## Your goal
Tally the lines below that include the string "title". Reply with the total only.

## Material provided
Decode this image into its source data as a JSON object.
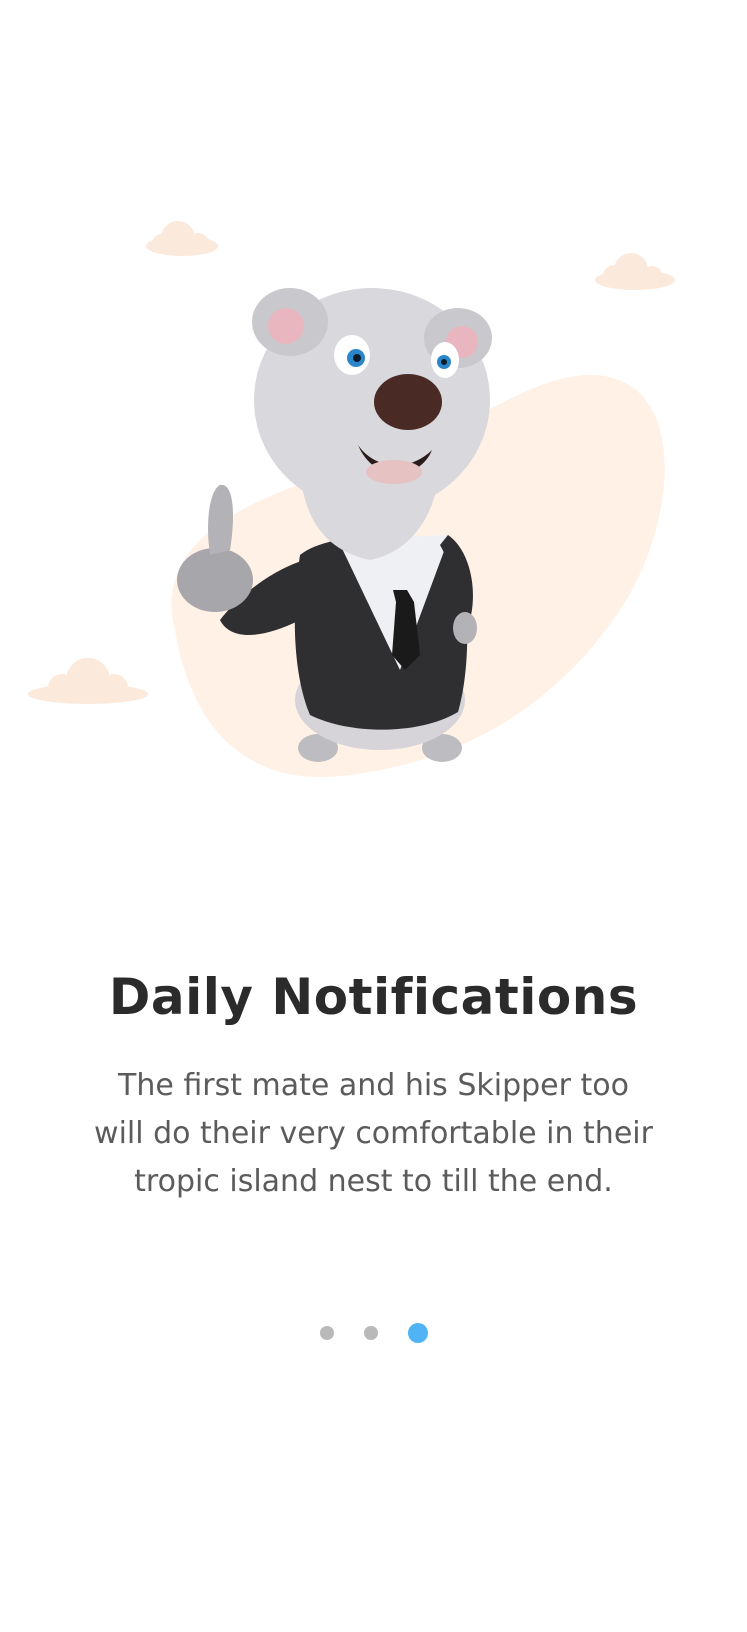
{
  "onboarding": {
    "title": "Daily Notifications",
    "description": "The first mate and his Skipper too will do their very comfortable in their tropic island nest to till the end.",
    "pages": [
      {
        "state": "inactive"
      },
      {
        "state": "inactive"
      },
      {
        "state": "active"
      }
    ],
    "active_page": 3,
    "page_count": 3
  },
  "colors": {
    "background": "#ffffff",
    "blob": "#fff1e6",
    "cloud": "#fbe9dc",
    "title": "#2b2b2b",
    "text": "#5b5b5b",
    "dot_inactive": "#b9b9b9",
    "dot_active": "#4fb3f6"
  }
}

## Answer to this task
2